What you are asked to do ::
Give the number of lines in the listing that contain the word "dobrodošlice", and nothing besides.
[[ Dataset entries open ]]
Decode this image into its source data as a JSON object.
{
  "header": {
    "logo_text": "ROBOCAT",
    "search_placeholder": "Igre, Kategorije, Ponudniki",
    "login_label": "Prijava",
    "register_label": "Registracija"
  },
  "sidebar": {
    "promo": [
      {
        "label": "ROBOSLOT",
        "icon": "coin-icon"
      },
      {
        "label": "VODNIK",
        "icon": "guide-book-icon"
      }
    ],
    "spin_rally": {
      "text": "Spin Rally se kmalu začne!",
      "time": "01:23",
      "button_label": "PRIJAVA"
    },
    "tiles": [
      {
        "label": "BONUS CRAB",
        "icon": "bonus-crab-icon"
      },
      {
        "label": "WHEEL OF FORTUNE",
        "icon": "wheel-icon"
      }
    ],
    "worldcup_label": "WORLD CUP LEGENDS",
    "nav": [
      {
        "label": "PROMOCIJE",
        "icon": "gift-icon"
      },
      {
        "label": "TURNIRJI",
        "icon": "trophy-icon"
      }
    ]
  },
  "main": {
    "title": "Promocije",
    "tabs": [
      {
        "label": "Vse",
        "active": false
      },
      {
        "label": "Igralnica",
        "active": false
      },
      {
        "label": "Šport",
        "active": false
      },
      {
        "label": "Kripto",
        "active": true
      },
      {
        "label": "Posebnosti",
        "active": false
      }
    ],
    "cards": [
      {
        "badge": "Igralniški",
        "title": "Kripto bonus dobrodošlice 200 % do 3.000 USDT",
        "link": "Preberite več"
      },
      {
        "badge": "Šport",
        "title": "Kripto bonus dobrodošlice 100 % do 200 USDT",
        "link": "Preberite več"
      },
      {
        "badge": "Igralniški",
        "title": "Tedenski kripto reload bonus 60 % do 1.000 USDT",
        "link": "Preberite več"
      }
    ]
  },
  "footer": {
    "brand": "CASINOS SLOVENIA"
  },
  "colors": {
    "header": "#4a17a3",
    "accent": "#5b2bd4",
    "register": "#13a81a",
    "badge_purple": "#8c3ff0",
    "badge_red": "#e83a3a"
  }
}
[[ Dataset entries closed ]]
Your response ::
2